Josef Kallo: The main factor in that accident was the design and material of the envelope, which was made of rubber. There were also issues with the aluminum and iron oxide coating. A small static electricity discharge is thought to have started a fire that led to failure of the containment structure. The hydrogen leak and fire were therefore secondary elements, not the root cause.
Nearly one century later, we now store hydrogen in very strong, rigid aluminum tanks with plastic and carbon fiber coatings. We also have the benefit of nearly 100 years of standards development on how to store, handle and use hydrogen. In the last 30 years, we have made giant strides in the quality of the materials and supporting regulations and standards. This is confirmed by the absence of serious incidents even if hydrogen is used in a wide variety of applications and industries.
Alex Scerri: You are working closely with the European Union (EU) that appears very determined in promoting hydrogen as a fuel.
Josef Kallo: When you see the amount of renewable energy needed to fulfill the ambitious emission reduction targets for air transportation in the EU, you really need the most efficient fuel available which is hydrogen. This fuel has only one conversion step — no additional chemical conversion steps, no additional heat, no reactors, etc.
The required investment to produce renewable energy is the lowest for hydrogen when compared with synthetic fuel (synfuel). If we only needed, say, a two to 5% reduction of fossil fuel use, we could go for battery-powered electric systems. If we needed 8%, we could use synfuel. But if we really want to transform the whole energy supply sector to rapidly replace fossil fuels that nature provided us in a process that took millions of years in just a few decades, I have no doubt that the most efficient path is hydrogen.
Alex Scerri: What do you see as the most sustainable way to produce the amounts of hydrogen that we will need for aviation, including eVTOL development?
Josef Kallo: Definitely wind and solar energy but this must be at large scale — not gigawatt hours (GWh), but terawatt hours (TWh) and even petawatt hours (PWh) — in dedicated plants housing electrolyzers running continuously, as long as there is cheap wind and solar energy available.

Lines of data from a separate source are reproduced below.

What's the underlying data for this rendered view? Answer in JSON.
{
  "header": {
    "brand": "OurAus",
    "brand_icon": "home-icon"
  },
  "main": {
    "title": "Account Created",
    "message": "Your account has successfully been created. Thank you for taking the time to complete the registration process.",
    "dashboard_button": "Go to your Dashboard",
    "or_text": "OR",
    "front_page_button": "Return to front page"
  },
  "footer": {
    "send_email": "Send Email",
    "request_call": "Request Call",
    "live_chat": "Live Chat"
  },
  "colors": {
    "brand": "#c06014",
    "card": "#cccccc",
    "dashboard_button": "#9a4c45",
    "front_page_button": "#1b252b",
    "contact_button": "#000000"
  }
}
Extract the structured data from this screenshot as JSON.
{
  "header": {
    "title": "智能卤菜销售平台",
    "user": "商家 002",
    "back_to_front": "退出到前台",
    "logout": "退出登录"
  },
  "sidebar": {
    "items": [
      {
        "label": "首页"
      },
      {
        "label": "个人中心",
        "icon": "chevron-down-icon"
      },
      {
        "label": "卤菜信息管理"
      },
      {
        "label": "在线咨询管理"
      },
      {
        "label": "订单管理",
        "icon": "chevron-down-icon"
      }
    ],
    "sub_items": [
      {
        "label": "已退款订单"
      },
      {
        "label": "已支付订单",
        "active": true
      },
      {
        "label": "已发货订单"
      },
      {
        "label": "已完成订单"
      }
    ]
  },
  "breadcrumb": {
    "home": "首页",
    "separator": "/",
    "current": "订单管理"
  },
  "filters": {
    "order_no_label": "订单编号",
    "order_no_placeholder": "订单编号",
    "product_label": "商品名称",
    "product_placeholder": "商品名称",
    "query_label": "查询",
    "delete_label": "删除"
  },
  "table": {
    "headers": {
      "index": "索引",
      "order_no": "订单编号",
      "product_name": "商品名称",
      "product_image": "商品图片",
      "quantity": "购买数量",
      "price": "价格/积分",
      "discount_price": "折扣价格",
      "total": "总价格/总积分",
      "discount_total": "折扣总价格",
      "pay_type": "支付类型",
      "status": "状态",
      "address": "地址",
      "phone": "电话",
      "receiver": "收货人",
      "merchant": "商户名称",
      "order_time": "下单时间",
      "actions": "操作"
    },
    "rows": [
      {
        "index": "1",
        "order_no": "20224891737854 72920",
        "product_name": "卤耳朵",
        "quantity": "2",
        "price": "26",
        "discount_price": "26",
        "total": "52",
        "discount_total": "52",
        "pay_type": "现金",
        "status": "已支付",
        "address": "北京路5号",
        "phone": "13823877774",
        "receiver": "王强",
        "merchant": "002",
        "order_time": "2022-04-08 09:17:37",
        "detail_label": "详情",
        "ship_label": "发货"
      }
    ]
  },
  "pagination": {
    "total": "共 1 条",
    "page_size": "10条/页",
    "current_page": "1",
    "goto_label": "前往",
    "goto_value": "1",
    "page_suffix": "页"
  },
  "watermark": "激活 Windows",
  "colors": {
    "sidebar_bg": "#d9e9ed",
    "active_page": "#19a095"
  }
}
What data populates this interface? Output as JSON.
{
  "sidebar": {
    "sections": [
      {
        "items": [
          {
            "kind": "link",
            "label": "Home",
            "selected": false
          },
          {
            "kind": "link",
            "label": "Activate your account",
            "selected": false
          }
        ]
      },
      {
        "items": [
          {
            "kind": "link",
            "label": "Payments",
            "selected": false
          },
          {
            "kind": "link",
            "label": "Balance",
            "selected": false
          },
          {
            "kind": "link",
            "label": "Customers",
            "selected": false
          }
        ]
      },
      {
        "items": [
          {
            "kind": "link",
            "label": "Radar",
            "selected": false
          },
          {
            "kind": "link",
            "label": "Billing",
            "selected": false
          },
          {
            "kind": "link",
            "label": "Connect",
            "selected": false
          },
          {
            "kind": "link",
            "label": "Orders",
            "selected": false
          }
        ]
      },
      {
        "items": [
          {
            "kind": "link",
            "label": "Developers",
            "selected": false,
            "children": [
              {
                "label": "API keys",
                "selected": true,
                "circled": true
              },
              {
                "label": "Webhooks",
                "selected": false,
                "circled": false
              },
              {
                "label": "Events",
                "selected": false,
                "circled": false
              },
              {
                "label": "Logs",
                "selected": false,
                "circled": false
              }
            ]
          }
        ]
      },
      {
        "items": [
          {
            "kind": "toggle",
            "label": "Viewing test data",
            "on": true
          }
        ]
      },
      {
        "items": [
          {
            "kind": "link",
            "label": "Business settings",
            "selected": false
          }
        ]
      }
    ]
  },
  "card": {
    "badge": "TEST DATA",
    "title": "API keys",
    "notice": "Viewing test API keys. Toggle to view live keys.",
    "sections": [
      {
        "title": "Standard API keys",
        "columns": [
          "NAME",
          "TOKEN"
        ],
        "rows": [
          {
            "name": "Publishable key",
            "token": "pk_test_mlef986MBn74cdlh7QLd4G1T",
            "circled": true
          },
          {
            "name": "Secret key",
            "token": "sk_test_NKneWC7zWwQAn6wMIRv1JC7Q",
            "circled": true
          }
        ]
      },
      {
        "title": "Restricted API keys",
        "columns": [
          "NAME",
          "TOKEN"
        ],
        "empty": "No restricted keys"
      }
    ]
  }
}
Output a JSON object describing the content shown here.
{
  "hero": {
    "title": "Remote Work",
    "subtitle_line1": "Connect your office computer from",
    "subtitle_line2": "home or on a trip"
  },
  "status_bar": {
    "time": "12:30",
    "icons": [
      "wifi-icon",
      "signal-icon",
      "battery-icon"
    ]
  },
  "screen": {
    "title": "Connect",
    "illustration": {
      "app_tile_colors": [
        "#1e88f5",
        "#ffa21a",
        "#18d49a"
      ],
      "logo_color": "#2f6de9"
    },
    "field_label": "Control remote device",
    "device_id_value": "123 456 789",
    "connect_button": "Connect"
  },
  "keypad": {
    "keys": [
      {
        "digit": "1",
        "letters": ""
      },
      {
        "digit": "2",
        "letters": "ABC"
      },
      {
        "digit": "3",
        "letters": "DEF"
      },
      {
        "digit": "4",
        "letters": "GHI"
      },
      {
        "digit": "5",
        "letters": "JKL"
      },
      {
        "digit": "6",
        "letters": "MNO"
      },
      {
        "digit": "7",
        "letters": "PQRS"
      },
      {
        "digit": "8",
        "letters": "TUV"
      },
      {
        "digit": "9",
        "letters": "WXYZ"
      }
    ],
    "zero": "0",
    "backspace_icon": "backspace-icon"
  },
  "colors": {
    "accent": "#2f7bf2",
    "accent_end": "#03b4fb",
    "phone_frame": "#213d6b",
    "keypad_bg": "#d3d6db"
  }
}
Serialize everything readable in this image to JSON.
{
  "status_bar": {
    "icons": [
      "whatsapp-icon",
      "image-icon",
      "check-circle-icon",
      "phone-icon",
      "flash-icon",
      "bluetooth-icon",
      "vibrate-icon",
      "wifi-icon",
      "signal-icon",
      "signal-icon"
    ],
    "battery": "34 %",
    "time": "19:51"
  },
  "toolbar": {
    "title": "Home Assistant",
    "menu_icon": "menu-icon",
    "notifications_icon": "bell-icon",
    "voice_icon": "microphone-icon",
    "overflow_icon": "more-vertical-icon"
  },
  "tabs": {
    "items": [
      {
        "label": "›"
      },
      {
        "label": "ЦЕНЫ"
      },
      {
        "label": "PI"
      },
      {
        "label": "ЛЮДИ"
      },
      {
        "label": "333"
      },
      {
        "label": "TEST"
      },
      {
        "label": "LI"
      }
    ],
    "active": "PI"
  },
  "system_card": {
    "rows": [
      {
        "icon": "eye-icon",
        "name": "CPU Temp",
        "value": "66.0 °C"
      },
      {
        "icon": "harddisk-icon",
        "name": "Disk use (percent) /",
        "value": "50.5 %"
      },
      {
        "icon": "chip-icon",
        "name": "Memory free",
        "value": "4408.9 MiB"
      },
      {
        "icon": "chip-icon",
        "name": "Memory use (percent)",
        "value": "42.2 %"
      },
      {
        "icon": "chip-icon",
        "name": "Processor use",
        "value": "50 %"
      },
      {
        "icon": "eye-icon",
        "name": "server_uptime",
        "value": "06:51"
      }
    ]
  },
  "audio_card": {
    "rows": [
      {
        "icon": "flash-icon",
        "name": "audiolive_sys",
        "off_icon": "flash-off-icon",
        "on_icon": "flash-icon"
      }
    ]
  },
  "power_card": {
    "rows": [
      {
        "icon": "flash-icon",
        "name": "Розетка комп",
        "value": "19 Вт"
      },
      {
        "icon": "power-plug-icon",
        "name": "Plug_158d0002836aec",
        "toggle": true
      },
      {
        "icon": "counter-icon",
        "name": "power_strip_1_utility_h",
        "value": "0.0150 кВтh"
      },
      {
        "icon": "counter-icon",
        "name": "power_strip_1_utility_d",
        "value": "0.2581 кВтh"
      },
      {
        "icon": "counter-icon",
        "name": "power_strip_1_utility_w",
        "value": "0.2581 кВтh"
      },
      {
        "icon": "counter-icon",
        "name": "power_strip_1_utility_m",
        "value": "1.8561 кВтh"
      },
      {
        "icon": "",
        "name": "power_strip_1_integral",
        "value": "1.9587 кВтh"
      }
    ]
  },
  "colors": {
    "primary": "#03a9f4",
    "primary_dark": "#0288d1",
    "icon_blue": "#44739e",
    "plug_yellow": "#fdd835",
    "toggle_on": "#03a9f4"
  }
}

This is the only way to do the required radical transformation.
Alex Scerri: What are the scalability challenges from going from the HY4, roughly equivalent to an eVTOL, to something like the Do-328?
Josef Kallo: Basically, we have two challenges. One challenge is solved in the HY4 where we have a redundant multi-engine architecture. This means we have two segregated storage systems, four independent fuel cells, two inverters, two cooling systems and even two motors which are implemented in one hull. We know how to control this redundant system all the way from the fuel tanks to the propeller. That is the blueprint that we are using to design the Do-328, so the system architecture challenge is solved.
The bigger challenge is going from 120-150 kilowatt (kW) per module and upscaling that to 500-700 kW, or even up to 1MW per module. This means high voltage, high currents, breakers that must be developed, excellent insulation, electric field strength issues, etc. We have a very good idea how to do that even considering electromagnetic interference (EMI) and radio frequency interference (RFI) protection requirements in aviation. That is what we are working on now. Beyond that, we are also considering upscaling to 6-10 MW which needs even higher voltage and power density.
Alex Scerri: What can you share about your relationship with Joby Aviation?
Josef Kallo: We do not have much we can share on this. We are working together, and we at H2Fly are happy to be part of this. Joby will break new ground in electric aircraft certification.
Alex Scerri: Is there a message you would like to share with the AAM community?
Josef Kallo: If we really want to do the transformation toward an emission-free future, we have to think about the full supply chain — from providing renewable energy, storing it, and finally, using this precious resource efficiently without wastage. We can each focus on our individual business cases of specific links in the chain, but we must be always aware of the complete ecosystem, to grow successfully together.